These results underline both that context matters (because they vary across countries) and that politics matters. Misinformation is about media and platforms, but it is not only about media and platforms.
In summary, our findings challenge the notion that news media in general, by drawing people’s attention to false and misleading content, leave the public more misinformed, and support the idea that news generally helps people become more informed and in some cases more resilient to misinformation.
The informational benefits of relying on various digital platforms – both when it comes to increasing political knowledge gain and weakening belief in misinformation – are much less clear. With a few exceptions, we find no significant effects either way.
Substantially, our findings raise questions for both platform companies and news media. Digital platforms may not feel it is their job to ensure the public is well informed, or at least not misinformed. But hundreds of millions of people across the world rely on them to access and find news and information and whatever the companies themselves think their role is, it is important to understand the effects they have on users.
If digital platforms would like to ensure that relying on their products and services leave people less likely to be misinformed, our work is yet another reminder that they clearly still have much work to do.
For news media, some of the findings are encouraging – relying on them often helps people become more knowledgeable about politics and, despite the concerns of some fact-checkers and researchers, while it does make people more aware of false and misleading claims, news generally does not leave people more misinformed.
So, in answer to the opening question, ‘can news help?’, our results are a clear ‘yes!’ and our research suggests it is important to complement efforts at fighting misinformation with efforts to get reliable news and information out as widely as possible.
News media can thus play an important role in helping people become more informed and more resilient to misinformation both by engaging in fact-checking and other practices that aim at identifying bullshit and debunking it and by staying true to their classic mission of seeking truth and reporting it to the whole public.
This blog originally appeared on the Reuters Institute for the Study of Journalism

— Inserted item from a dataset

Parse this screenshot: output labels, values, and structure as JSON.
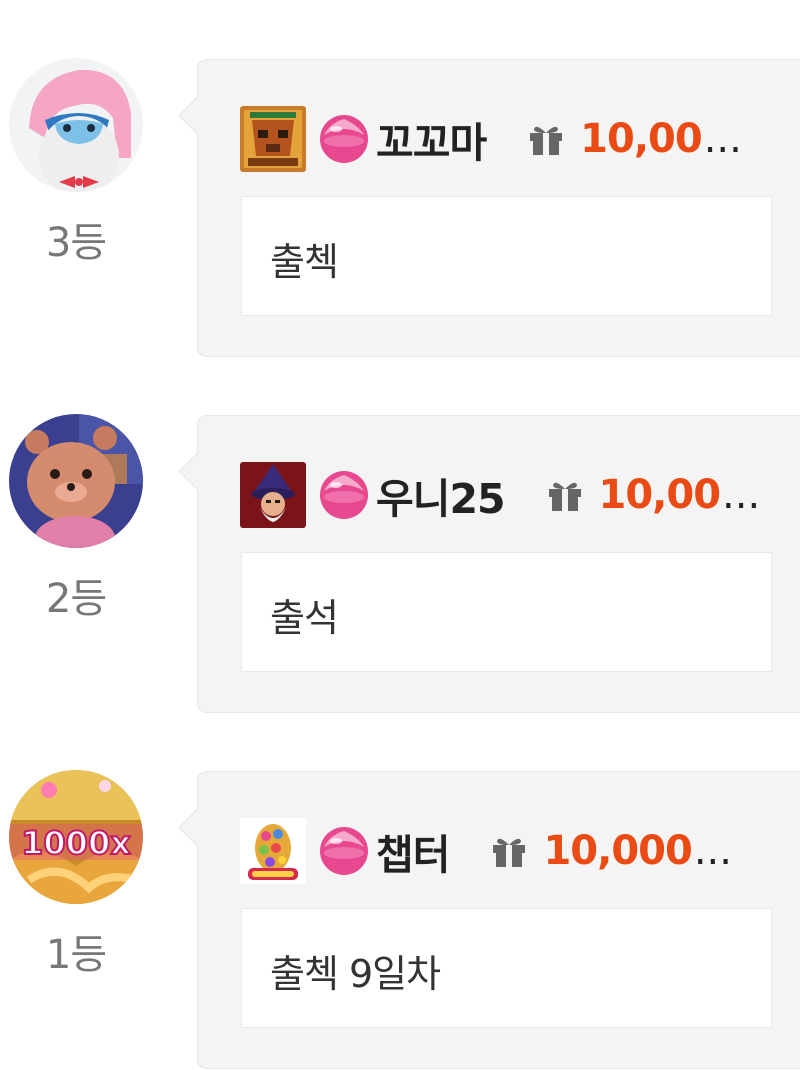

This opinion piece reflects the views of the author, and does not necessarily reflect the position of the Oxford Martin School or the University of Oxford. Any errors or omissions are those of the author.